__WORK ORDER__: Reproduce each of the following records without any deviation.

(Records from a collection)
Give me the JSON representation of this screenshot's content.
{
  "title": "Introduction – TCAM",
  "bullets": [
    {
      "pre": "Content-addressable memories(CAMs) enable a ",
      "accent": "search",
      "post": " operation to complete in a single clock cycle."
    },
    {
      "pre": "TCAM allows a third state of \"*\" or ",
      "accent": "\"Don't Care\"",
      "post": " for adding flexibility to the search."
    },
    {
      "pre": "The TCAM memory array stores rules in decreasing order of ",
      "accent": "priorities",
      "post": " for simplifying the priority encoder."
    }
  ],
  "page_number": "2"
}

__REPLY__:
Give me the JSON representation of this screenshot's content.
{
  "title": "Introduction – TCAM",
  "bullets": [
    {
      "pre": "Content-addressable memories(CAMs) enable a ",
      "accent": "search",
      "post": " operation to complete in a single clock cycle."
    },
    {
      "pre": "TCAM allows a third state of \"*\" or ",
      "accent": "\"Don't Care\"",
      "post": " for adding flexibility to the search."
    },
    {
      "pre": "The TCAM memory array stores rules in decreasing order of ",
      "accent": "priorities",
      "post": " for simplifying the priority encoder."
    }
  ],
  "page_number": "2"
}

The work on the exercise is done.